→ **TASK TO CARRY OUT**
Count the lines below that contain the word "Tiếng". Give only the number.

== THE RECORDS ==

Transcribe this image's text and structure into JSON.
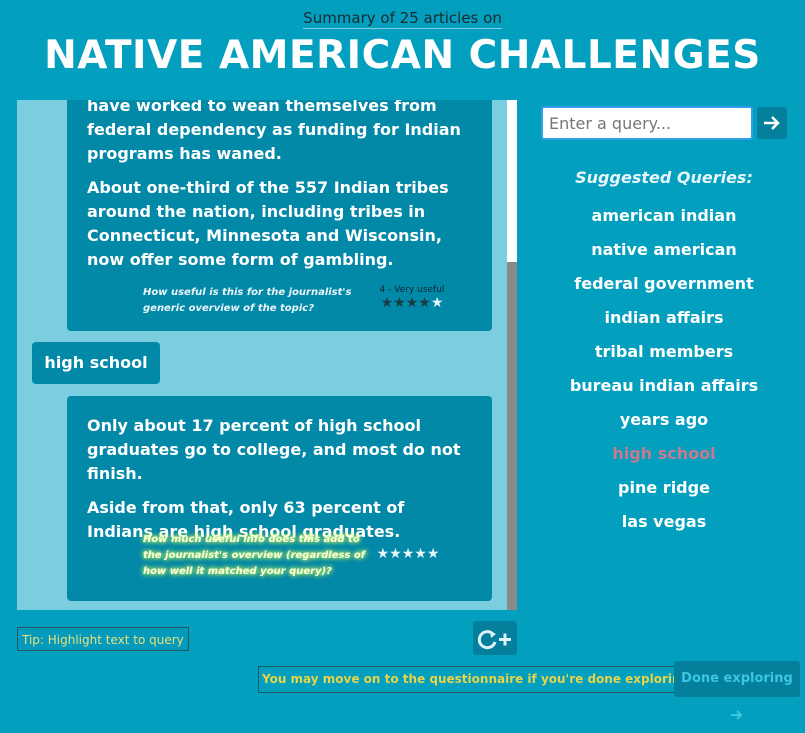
{
  "header": {
    "subtitle": "Summary of 25 articles on",
    "title": "NATIVE AMERICAN CHALLENGES"
  },
  "chat": {
    "card1": {
      "para1": "have worked to wean themselves from federal dependency as funding for Indian programs has waned.",
      "para2": "About one-third of the 557 Indian tribes around the nation, including tribes in Connecticut, Minnesota and Wisconsin, now offer some form of gambling.",
      "rating_question": "How useful is this for the journalist's generic overview of the topic?",
      "rating_label": "4 - Very useful",
      "rating_value": 4,
      "rating_max": 5
    },
    "query_bubble": "high school",
    "card2": {
      "para1": "Only about 17 percent of high school graduates go to college, and most do not finish.",
      "para2": "Aside from that, only 63 percent of Indians are high school graduates.",
      "rating_question": "How much useful info does this add to the journalist's overview (regardless of how well it matched your query)?",
      "rating_value": 0,
      "rating_max": 5
    }
  },
  "tip": "Tip: Highlight text to query",
  "refresh_icon": "refresh-plus-icon",
  "search": {
    "placeholder": "Enter a query...",
    "go_icon": "arrow-right-icon"
  },
  "suggestions": {
    "title": "Suggested Queries:",
    "items": [
      "american indian",
      "native american",
      "federal government",
      "indian affairs",
      "tribal members",
      "bureau indian affairs",
      "years ago",
      "high school",
      "pine ridge",
      "las vegas"
    ],
    "active_index": 7
  },
  "footer": {
    "move_on": "You may move on to the questionnaire if you're done exploring.",
    "done_label": "Done exploring"
  },
  "colors": {
    "background": "#029fbe",
    "card": "#0389a8",
    "chat_bg": "#7bcde0",
    "active_suggestion": "#c97a8e",
    "notice_text": "#e6d44a"
  }
}
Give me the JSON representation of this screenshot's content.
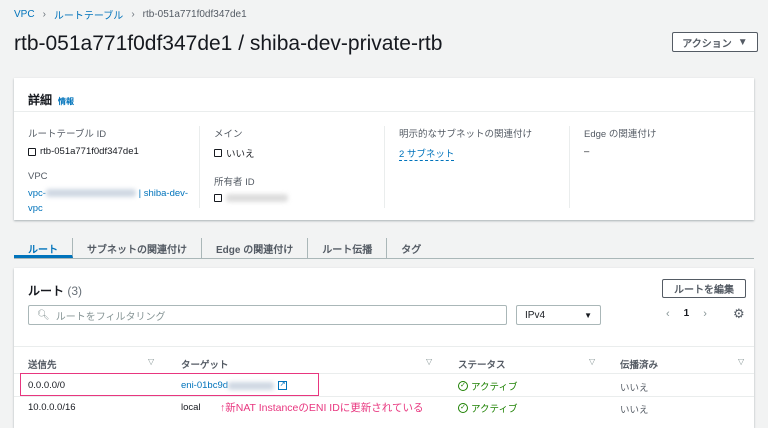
{
  "breadcrumb": [
    "VPC",
    "ルートテーブル",
    "rtb-051a771f0df347de1"
  ],
  "title": "rtb-051a771f0df347de1 / shiba-dev-private-rtb",
  "actions_label": "アクション",
  "details": {
    "heading": "詳細",
    "info": "情報",
    "route_table_id_label": "ルートテーブル ID",
    "route_table_id": "rtb-051a771f0df347de1",
    "main_label": "メイン",
    "main_value": "いいえ",
    "explicit_label": "明示的なサブネットの関連付け",
    "explicit_value": "2 サブネット",
    "edge_label": "Edge の関連付け",
    "edge_value": "–",
    "vpc_label": "VPC",
    "vpc_prefix": "vpc-",
    "vpc_name": "| shiba-dev-",
    "vpc_name2": "vpc",
    "owner_label": "所有者 ID"
  },
  "tabs": [
    "ルート",
    "サブネットの関連付け",
    "Edge の関連付け",
    "ルート伝播",
    "タグ"
  ],
  "routes": {
    "heading": "ルート",
    "count": "(3)",
    "edit_label": "ルートを編集",
    "filter_placeholder": "ルートをフィルタリング",
    "ip_select": "IPv4",
    "page": "1",
    "columns": [
      "送信先",
      "ターゲット",
      "ステータス",
      "伝播済み"
    ],
    "rows": [
      {
        "dest": "0.0.0.0/0",
        "target": "eni-01bc9d",
        "status": "アクティブ",
        "propagated": "いいえ"
      },
      {
        "dest": "10.0.0.0/16",
        "target": "local",
        "status": "アクティブ",
        "propagated": "いいえ"
      }
    ]
  },
  "annotation": "↑新NAT InstanceのENI IDに更新されている"
}
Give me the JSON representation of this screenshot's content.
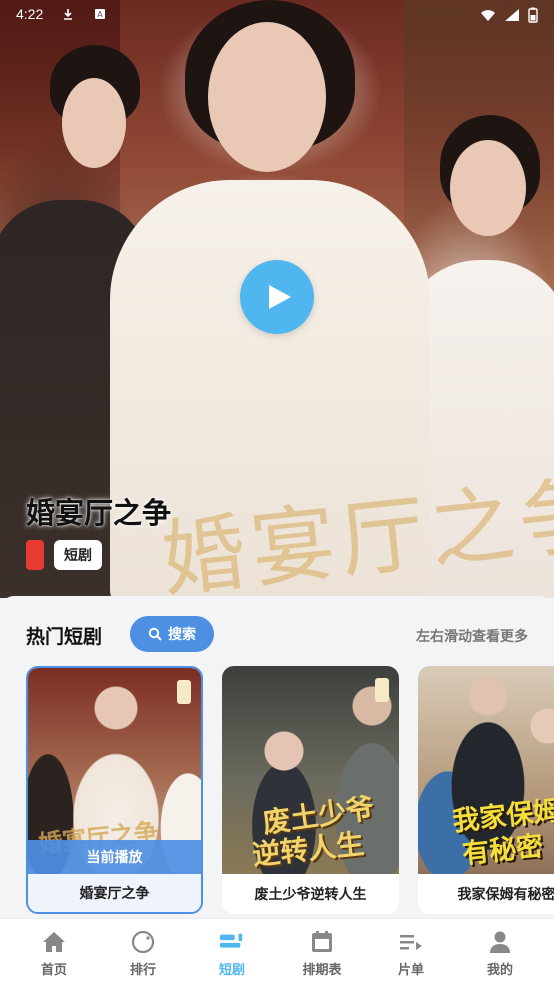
{
  "status_bar": {
    "time": "4:22"
  },
  "hero": {
    "title": "婚宴厅之争",
    "overlay_text": "婚宴厅之争",
    "tag": "短剧",
    "play_color": "#4fb6ef"
  },
  "section": {
    "title": "热门短剧",
    "search_label": "搜索",
    "more_hint": "左右滑动查看更多"
  },
  "cards": [
    {
      "title": "婚宴厅之争",
      "status": "当前播放",
      "poster_text": [
        "婚宴厅之争"
      ]
    },
    {
      "title": "废土少爷逆转人生",
      "poster_text": [
        "废土少爷",
        "逆转人生"
      ]
    },
    {
      "title": "我家保姆有秘密",
      "poster_text": [
        "我家保姆",
        "有秘密"
      ]
    }
  ],
  "tabs": [
    {
      "label": "首页",
      "icon": "home-icon"
    },
    {
      "label": "排行",
      "icon": "circle-icon"
    },
    {
      "label": "短剧",
      "icon": "short-video-icon",
      "active": true
    },
    {
      "label": "排期表",
      "icon": "calendar-icon"
    },
    {
      "label": "片单",
      "icon": "playlist-icon"
    },
    {
      "label": "我的",
      "icon": "user-icon"
    }
  ],
  "colors": {
    "accent": "#4fb6ef",
    "search_button": "#4d8fe3",
    "tag_red": "#e83a35"
  }
}
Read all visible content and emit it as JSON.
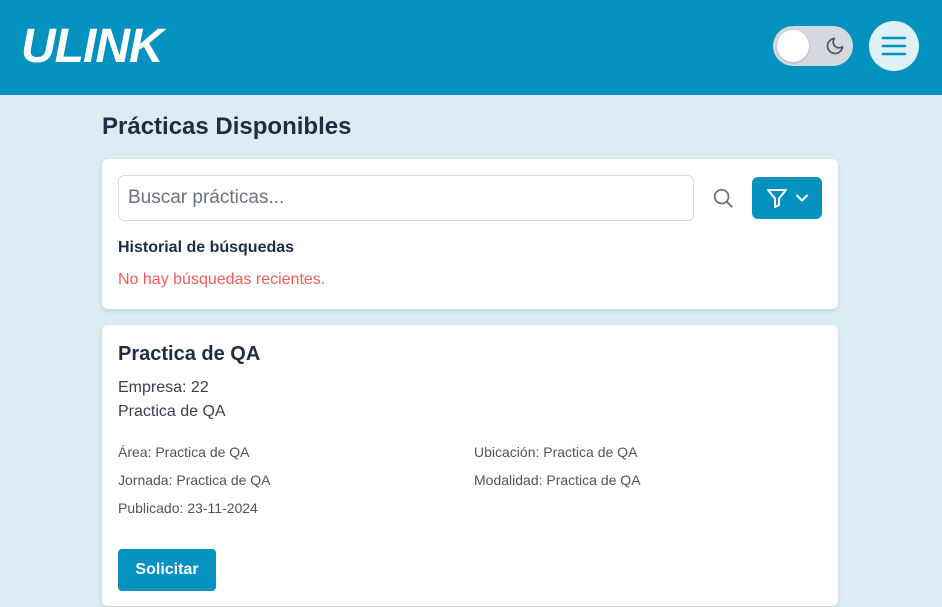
{
  "header": {
    "logo": "ULINK",
    "theme_toggle_icon": "moon-icon",
    "menu_icon": "hamburger-menu-icon",
    "brand_color": "#0391bf"
  },
  "page": {
    "title": "Prácticas Disponibles"
  },
  "search": {
    "placeholder": "Buscar prácticas...",
    "value": "",
    "search_icon": "search-icon",
    "filter_icon": "filter-icon",
    "history_title": "Historial de búsquedas",
    "history_empty": "No hay búsquedas recientes."
  },
  "job": {
    "title": "Practica de QA",
    "company": "Empresa: 22",
    "subtitle": "Practica de QA",
    "area": "Área: Practica de QA",
    "location": "Ubicación: Practica de QA",
    "schedule": "Jornada: Practica de QA",
    "modality": "Modalidad: Practica de QA",
    "published": "Publicado: 23-11-2024",
    "apply_label": "Solicitar"
  }
}
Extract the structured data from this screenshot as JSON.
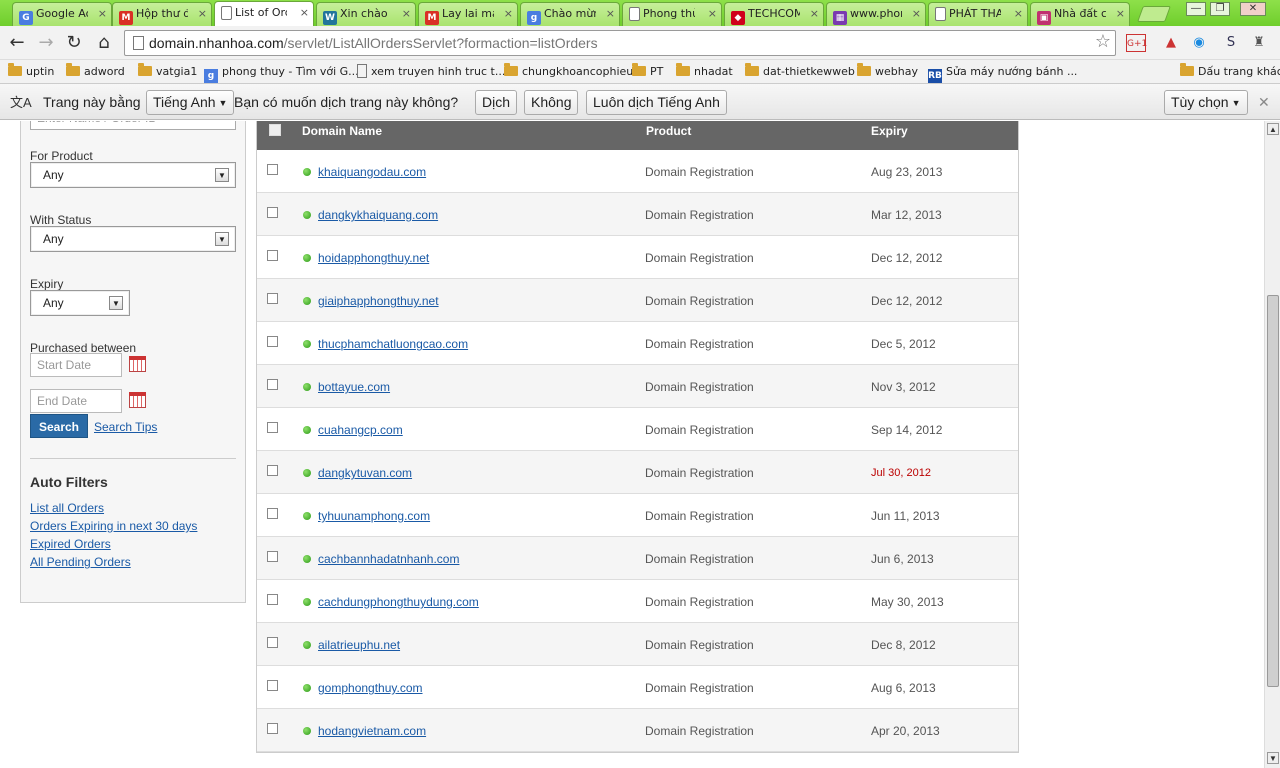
{
  "tabs": [
    {
      "title": "Google Adw",
      "icon": "google-icon",
      "color": "#4a7de0",
      "glyph": "G"
    },
    {
      "title": "Hộp thư đế",
      "icon": "gmail-icon",
      "color": "#d93025",
      "glyph": "M"
    },
    {
      "title": "List of Orde",
      "icon": "page-icon",
      "color": "#ffffff",
      "glyph": "",
      "active": true
    },
    {
      "title": "Xin chào Pl",
      "icon": "wordpress-icon",
      "color": "#21759b",
      "glyph": "W"
    },
    {
      "title": "Lay lai mat",
      "icon": "gmail-icon",
      "color": "#d93025",
      "glyph": "M"
    },
    {
      "title": "Chào mừng",
      "icon": "google-icon",
      "color": "#4a7de0",
      "glyph": "g"
    },
    {
      "title": "Phong thủy",
      "icon": "page-icon",
      "color": "#ffffff",
      "glyph": ""
    },
    {
      "title": "TECHCOME",
      "icon": "techcombank-icon",
      "color": "#d0021b",
      "glyph": "◆"
    },
    {
      "title": "www.phon",
      "icon": "site-icon",
      "color": "#7a3ab0",
      "glyph": "▦"
    },
    {
      "title": "PHÁT THAN",
      "icon": "page-icon",
      "color": "#ffffff",
      "glyph": ""
    },
    {
      "title": "Nhà đất ch",
      "icon": "site-icon",
      "color": "#c03070",
      "glyph": "▣"
    }
  ],
  "close_glyph": "×",
  "window": {
    "minimize": "—",
    "maximize": "❐",
    "close": "✕"
  },
  "toolbar": {
    "back": "←",
    "forward": "→",
    "reload": "↻",
    "home": "⌂",
    "url_host": "domain.nhanhoa.com",
    "url_rest": "/servlet/ListAllOrdersServlet?formaction=listOrders",
    "star": "☆",
    "extensions": [
      "G+1",
      "▲",
      "◉",
      "S",
      "♜",
      "🔧"
    ]
  },
  "bookmarks": [
    {
      "label": "uptin",
      "type": "folder"
    },
    {
      "label": "adword",
      "type": "folder"
    },
    {
      "label": "vatgia1",
      "type": "folder"
    },
    {
      "label": "phong thuy - Tìm với G...",
      "type": "link",
      "icon_color": "#4a7de0",
      "glyph": "g"
    },
    {
      "label": "xem truyen hinh truc t...",
      "type": "page"
    },
    {
      "label": "chungkhoancophieu",
      "type": "folder"
    },
    {
      "label": "PT",
      "type": "folder"
    },
    {
      "label": "nhadat",
      "type": "folder"
    },
    {
      "label": "dat-thietkewweb",
      "type": "folder"
    },
    {
      "label": "webhay",
      "type": "folder"
    },
    {
      "label": "Sửa máy nướng bánh ...",
      "type": "link",
      "icon_color": "#1a4ea8",
      "glyph": "RB"
    },
    {
      "label": "Dấu trang khác",
      "type": "folder"
    }
  ],
  "translate": {
    "prefix": "Trang này bằng",
    "language": "Tiếng Anh",
    "question": "Bạn có muốn dịch trang này không?",
    "translate_btn": "Dịch",
    "no_btn": "Không",
    "always_btn": "Luôn dịch Tiếng Anh",
    "options_btn": "Tùy chọn",
    "close": "✕"
  },
  "filters": {
    "name_placeholder": "Enter Name / Order ID",
    "product_label": "For Product",
    "product_value": "Any",
    "status_label": "With Status",
    "status_value": "Any",
    "expiry_label": "Expiry",
    "expiry_value": "Any",
    "purchased_label": "Purchased between",
    "start_placeholder": "Start Date",
    "end_placeholder": "End Date",
    "search_btn": "Search",
    "search_tips": "Search Tips",
    "auto_heading": "Auto Filters",
    "auto_links": [
      "List all Orders",
      "Orders Expiring in next 30 days",
      "Expired Orders",
      "All Pending Orders"
    ]
  },
  "table": {
    "headers": {
      "domain": "Domain Name",
      "product": "Product",
      "expiry": "Expiry"
    },
    "rows": [
      {
        "domain": "khaiquangodau.com",
        "product": "Domain Registration",
        "expiry": "Aug 23, 2013"
      },
      {
        "domain": "dangkykhaiquang.com",
        "product": "Domain Registration",
        "expiry": "Mar 12, 2013"
      },
      {
        "domain": "hoidapphongthuy.net",
        "product": "Domain Registration",
        "expiry": "Dec 12, 2012"
      },
      {
        "domain": "giaiphapphongthuy.net",
        "product": "Domain Registration",
        "expiry": "Dec 12, 2012"
      },
      {
        "domain": "thucphamchatluongcao.com",
        "product": "Domain Registration",
        "expiry": "Dec 5, 2012"
      },
      {
        "domain": "bottayue.com",
        "product": "Domain Registration",
        "expiry": "Nov 3, 2012"
      },
      {
        "domain": "cuahangcp.com",
        "product": "Domain Registration",
        "expiry": "Sep 14, 2012"
      },
      {
        "domain": "dangkytuvan.com",
        "product": "Domain Registration",
        "expiry": "Jul 30, 2012",
        "expired": true
      },
      {
        "domain": "tyhuunamphong.com",
        "product": "Domain Registration",
        "expiry": "Jun 11, 2013"
      },
      {
        "domain": "cachbannhadatnhanh.com",
        "product": "Domain Registration",
        "expiry": "Jun 6, 2013"
      },
      {
        "domain": "cachdungphongthuydung.com",
        "product": "Domain Registration",
        "expiry": "May 30, 2013"
      },
      {
        "domain": "ailatrieuphu.net",
        "product": "Domain Registration",
        "expiry": "Dec 8, 2012"
      },
      {
        "domain": "gomphongthuy.com",
        "product": "Domain Registration",
        "expiry": "Aug 6, 2013"
      },
      {
        "domain": "hodangvietnam.com",
        "product": "Domain Registration",
        "expiry": "Apr 20, 2013"
      }
    ]
  },
  "scrollbar": {
    "up": "▲",
    "down": "▼"
  }
}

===

→ **ANSWER SPACE**
2